  • cultivated blueberries often come from hybrid cultivars, developed about 100 years ago by agricultural specialists, most prominently by Elizabeth Coleman White, to meet growing consumer demand; since they are bigger, the bushes grow taller, and are easier to harvest
  • bilberry fruit will stain hands, teeth and tongue deep blue or purple while eating; it was used as a dye for food and clothes:[13] blueberries have flesh of a less intense colour, thus less staining
  • when cooked as a dessert, bilberries have a much stronger, more tart flavour and a rougher texture than blueberries

Adding to the confusion is the fact there are also wild American blueberry varieties, sold in stores mainly in the USA and Canada. These are uncommon outside of Northern America. Even more confusion is due to the huckleberry name, which originates from English dialectal names 'hurtleberry' and 'whortleberry' for the bilberry.

See also[edit]

References[edit]

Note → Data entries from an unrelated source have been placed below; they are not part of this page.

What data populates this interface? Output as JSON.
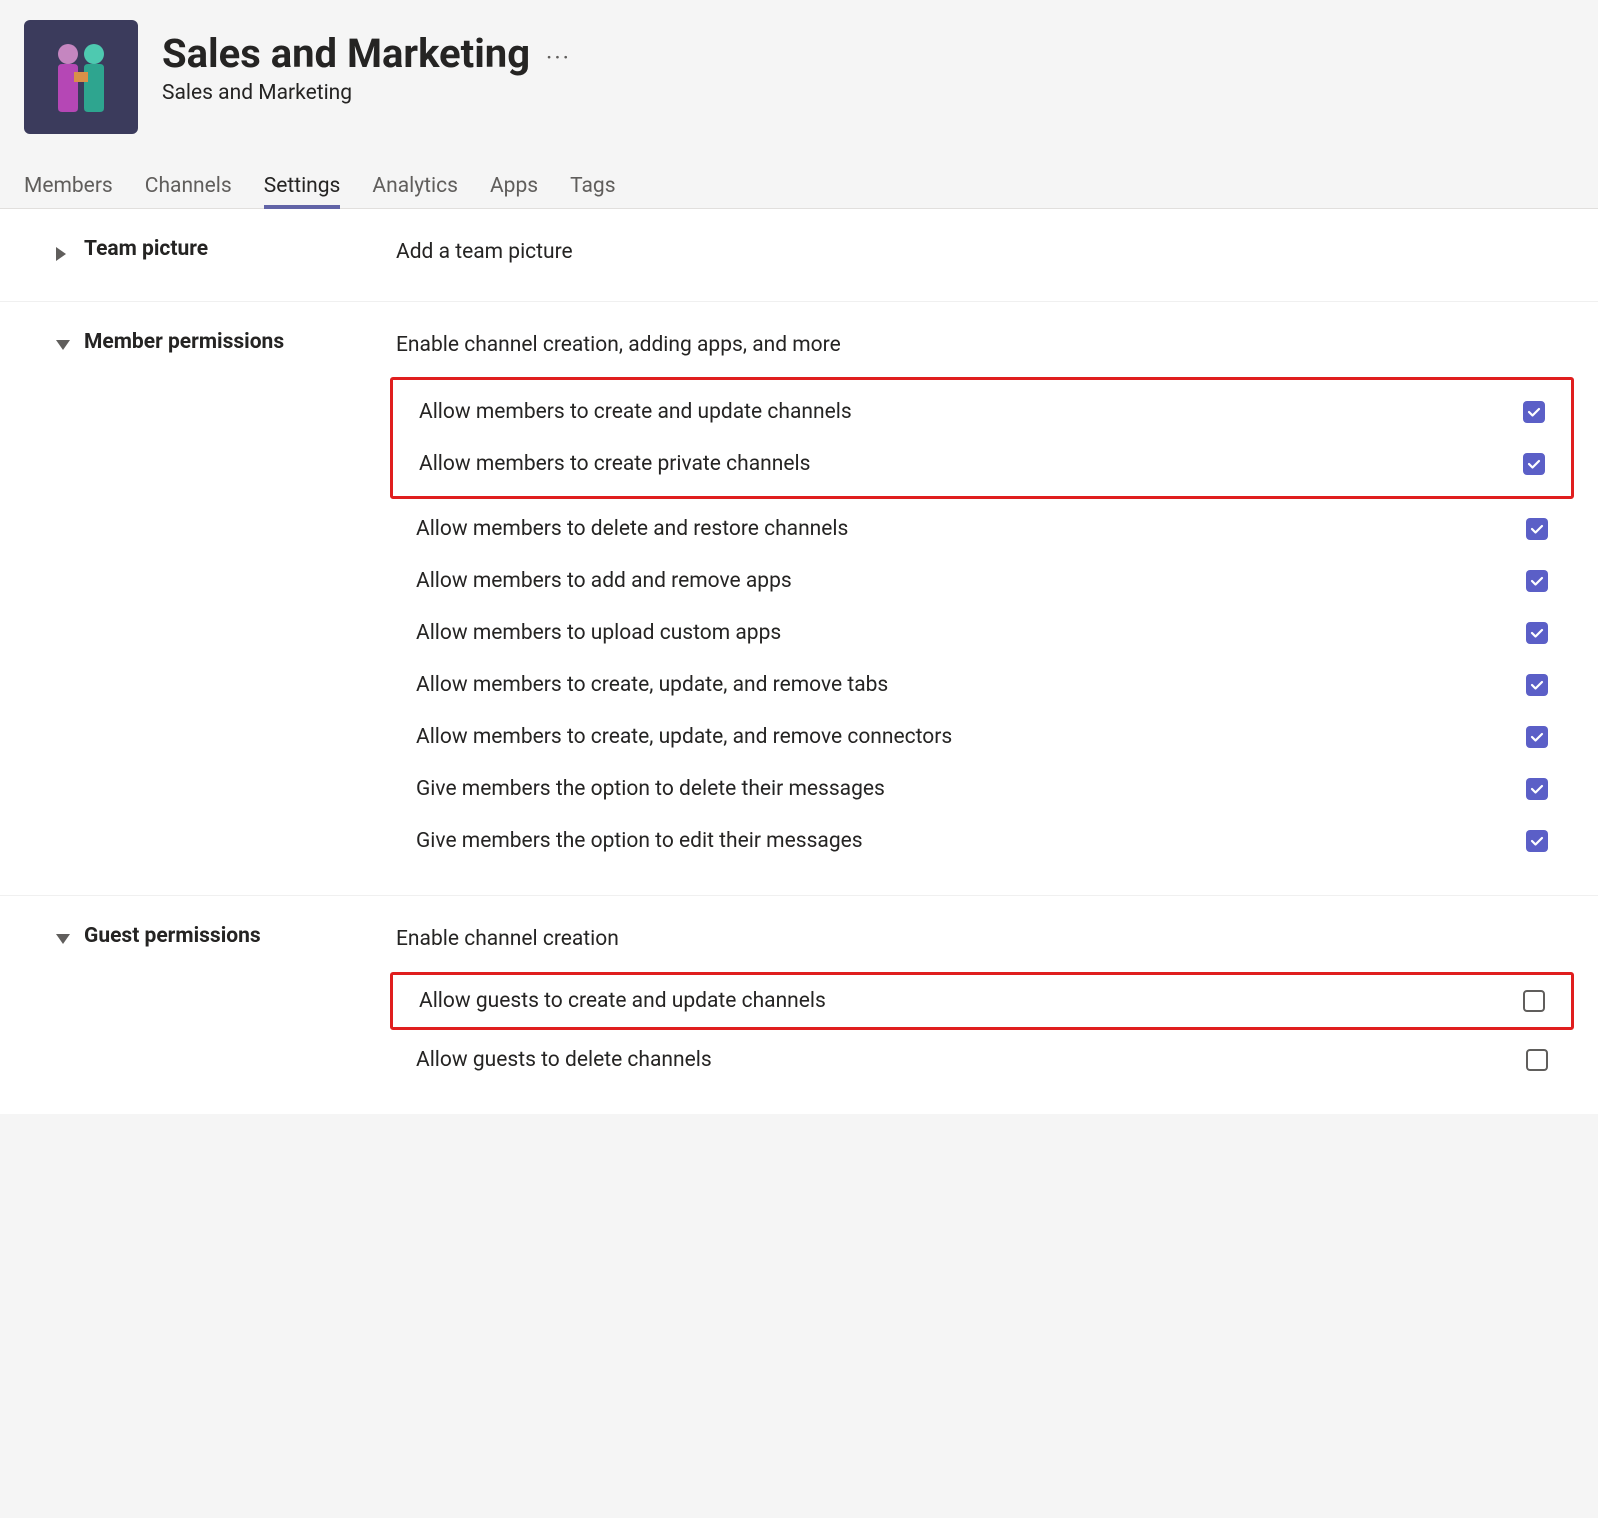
{
  "header": {
    "title": "Sales and Marketing",
    "subtitle": "Sales and Marketing"
  },
  "tabs": [
    {
      "label": "Members",
      "active": false
    },
    {
      "label": "Channels",
      "active": false
    },
    {
      "label": "Settings",
      "active": true
    },
    {
      "label": "Analytics",
      "active": false
    },
    {
      "label": "Apps",
      "active": false
    },
    {
      "label": "Tags",
      "active": false
    }
  ],
  "sections": {
    "teamPicture": {
      "title": "Team picture",
      "desc": "Add a team picture"
    },
    "memberPermissions": {
      "title": "Member permissions",
      "desc": "Enable channel creation, adding apps, and more",
      "items": [
        {
          "label": "Allow members to create and update channels",
          "checked": true
        },
        {
          "label": "Allow members to create private channels",
          "checked": true
        },
        {
          "label": "Allow members to delete and restore channels",
          "checked": true
        },
        {
          "label": "Allow members to add and remove apps",
          "checked": true
        },
        {
          "label": "Allow members to upload custom apps",
          "checked": true
        },
        {
          "label": "Allow members to create, update, and remove tabs",
          "checked": true
        },
        {
          "label": "Allow members to create, update, and remove connectors",
          "checked": true
        },
        {
          "label": "Give members the option to delete their messages",
          "checked": true
        },
        {
          "label": "Give members the option to edit their messages",
          "checked": true
        }
      ]
    },
    "guestPermissions": {
      "title": "Guest permissions",
      "desc": "Enable channel creation",
      "items": [
        {
          "label": "Allow guests to create and update channels",
          "checked": false
        },
        {
          "label": "Allow guests to delete channels",
          "checked": false
        }
      ]
    }
  }
}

  1. ^ illustration by Amédée Masclef, published in Atlas des plantes de France. 1891
  2. ^ The Plant List, Vaccinium myrtillus L.
  3. ^ a b c d "Bilberry : Science and Safety | NCCIH". Nccih.nih.gov. Retrieved 2013-11-06. 
  4. ^ Vaccinium myrtillus L., GRIN Taxonomy for Plants, citing Wiersema, J. H. & B. León (1999), World economic plants: a standard reference, and Huxley, A., ed. (1992), The new Royal Horticultural Society dictionary of gardening
  5. ^ Henley, Jon. Bilberries: the true taste of northern England, The Guardian, Monday 9 June 2008
  6. ^ "Fraughan is an anglicisation of the Irish word Fraochán (or heather fruit, as the plant is often found growing with heather)". Focal.ie. 
  7. ^ "Plants Profile for Vaccinium myrtillus (whortleberry)". Plants.usda.gov. Retrieved 2013-11-06. 
  8. ^ "The bilberry is an Old World equivalent of North American blueberry". Library.mothernature.com. Retrieved 2013-11-06. 
  9. ^ Vogl S, Picker P, Mihaly-Bison J, Fakhrudin N, Atanasov AG, Heiss EH, Wawrosch C, Reznicek G, Dirsch VM, Saukel J, Kopp B. (2013-03-25). "Ethnopharmacological in vitro studies on Austria's folk medicine--an unexplored lore in vitro anti-inflammatory activities of 71 Austrian traditional herbal drugs.". J Ethnopharmacol 149: 750–71. doi:10.1016/j.jep.2013.06.007. PMID 23770053. 
  10. ^ [1][dead link]
  11. ^ "Bilberry wine recipe". Jimsbeerkit.co.uk. Retrieved 2013-11-06. 
  12. ^ Bilberry, MedlinePlus
  13. ^ Make Traditional Dyes - Bilberry Dye

External links[edit]

External links[edit]